---------- Data records ----------

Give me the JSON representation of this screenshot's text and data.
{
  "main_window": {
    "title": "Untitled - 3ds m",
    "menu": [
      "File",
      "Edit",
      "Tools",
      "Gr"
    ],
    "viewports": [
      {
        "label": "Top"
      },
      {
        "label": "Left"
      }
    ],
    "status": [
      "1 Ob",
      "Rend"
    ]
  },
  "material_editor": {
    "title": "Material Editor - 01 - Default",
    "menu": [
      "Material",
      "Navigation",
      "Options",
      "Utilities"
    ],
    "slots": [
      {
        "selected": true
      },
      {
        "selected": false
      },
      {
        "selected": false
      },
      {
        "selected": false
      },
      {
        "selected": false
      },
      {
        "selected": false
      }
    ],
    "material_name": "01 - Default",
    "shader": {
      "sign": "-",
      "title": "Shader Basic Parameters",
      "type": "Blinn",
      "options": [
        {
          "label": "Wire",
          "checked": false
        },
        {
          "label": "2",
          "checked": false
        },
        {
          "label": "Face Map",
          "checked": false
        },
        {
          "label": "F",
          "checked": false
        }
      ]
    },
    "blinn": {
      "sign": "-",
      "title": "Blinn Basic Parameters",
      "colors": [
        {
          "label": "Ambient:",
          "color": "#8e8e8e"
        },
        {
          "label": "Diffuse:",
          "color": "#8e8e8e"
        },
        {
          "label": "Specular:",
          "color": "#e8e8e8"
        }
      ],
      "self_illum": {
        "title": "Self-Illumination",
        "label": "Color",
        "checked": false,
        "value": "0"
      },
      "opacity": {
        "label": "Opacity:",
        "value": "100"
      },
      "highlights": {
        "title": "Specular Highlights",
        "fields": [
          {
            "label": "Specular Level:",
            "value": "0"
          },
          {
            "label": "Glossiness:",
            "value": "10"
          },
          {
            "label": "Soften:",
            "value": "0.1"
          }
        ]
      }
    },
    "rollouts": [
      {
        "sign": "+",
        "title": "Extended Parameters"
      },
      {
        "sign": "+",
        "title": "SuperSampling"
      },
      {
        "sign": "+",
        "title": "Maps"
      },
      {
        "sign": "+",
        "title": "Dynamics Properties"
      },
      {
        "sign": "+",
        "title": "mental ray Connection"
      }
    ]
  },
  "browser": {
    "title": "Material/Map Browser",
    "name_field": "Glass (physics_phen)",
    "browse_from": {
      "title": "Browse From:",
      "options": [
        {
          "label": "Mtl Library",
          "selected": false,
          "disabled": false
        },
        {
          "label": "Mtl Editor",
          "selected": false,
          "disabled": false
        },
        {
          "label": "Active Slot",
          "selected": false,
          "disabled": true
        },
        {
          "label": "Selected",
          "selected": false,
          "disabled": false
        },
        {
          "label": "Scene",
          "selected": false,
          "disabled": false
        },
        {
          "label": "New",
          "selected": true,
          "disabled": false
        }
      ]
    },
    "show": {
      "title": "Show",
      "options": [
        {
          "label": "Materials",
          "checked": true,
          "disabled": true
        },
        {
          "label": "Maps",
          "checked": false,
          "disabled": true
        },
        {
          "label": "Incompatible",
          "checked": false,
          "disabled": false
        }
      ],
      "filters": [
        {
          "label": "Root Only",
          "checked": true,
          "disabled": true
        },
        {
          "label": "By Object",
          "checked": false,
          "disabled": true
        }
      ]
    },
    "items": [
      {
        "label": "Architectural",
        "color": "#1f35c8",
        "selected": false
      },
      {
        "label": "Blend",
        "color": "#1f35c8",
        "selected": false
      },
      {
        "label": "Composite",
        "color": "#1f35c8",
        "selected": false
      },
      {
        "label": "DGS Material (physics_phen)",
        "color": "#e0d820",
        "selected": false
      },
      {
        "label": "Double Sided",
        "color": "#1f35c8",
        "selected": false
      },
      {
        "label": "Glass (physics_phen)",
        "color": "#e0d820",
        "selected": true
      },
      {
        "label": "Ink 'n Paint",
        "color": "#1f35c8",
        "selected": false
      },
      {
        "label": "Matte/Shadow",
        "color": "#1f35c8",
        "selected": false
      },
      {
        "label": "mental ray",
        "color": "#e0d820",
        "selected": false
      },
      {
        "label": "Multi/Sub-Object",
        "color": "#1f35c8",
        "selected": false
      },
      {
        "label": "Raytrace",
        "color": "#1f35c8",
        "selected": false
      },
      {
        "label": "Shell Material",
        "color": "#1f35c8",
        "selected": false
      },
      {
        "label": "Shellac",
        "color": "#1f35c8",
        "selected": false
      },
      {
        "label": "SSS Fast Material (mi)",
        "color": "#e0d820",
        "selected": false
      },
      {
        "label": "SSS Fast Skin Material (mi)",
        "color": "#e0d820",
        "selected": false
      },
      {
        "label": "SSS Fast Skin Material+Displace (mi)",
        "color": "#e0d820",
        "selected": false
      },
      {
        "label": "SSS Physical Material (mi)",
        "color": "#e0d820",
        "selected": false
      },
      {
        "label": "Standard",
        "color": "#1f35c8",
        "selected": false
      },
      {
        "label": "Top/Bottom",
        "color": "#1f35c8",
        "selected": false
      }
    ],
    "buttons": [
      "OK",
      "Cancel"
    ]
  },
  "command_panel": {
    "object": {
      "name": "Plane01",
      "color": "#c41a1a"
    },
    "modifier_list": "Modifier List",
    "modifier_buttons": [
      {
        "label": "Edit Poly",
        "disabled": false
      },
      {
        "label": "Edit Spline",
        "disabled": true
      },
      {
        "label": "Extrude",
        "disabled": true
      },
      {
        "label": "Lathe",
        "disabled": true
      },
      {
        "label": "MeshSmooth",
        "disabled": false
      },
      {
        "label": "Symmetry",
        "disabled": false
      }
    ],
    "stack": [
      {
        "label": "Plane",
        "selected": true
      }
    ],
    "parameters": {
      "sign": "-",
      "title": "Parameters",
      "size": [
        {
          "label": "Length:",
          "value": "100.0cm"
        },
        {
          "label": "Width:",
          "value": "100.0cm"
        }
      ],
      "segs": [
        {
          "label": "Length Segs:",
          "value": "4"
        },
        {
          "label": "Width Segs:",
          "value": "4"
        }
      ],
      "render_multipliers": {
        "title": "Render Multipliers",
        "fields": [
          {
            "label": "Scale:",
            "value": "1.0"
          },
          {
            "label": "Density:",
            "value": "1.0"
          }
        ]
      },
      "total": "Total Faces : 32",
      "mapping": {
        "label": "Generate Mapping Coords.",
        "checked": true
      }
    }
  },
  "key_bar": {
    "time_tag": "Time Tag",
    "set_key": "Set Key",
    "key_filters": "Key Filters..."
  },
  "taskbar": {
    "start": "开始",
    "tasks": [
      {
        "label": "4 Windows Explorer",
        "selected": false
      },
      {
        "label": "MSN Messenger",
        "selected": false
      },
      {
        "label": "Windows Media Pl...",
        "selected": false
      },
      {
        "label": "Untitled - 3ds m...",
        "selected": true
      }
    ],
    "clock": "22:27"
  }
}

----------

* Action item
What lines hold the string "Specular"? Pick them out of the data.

* Written response
          "label": "Specular:",
        "title": "Specular Highlights",
            "label": "Specular Level:",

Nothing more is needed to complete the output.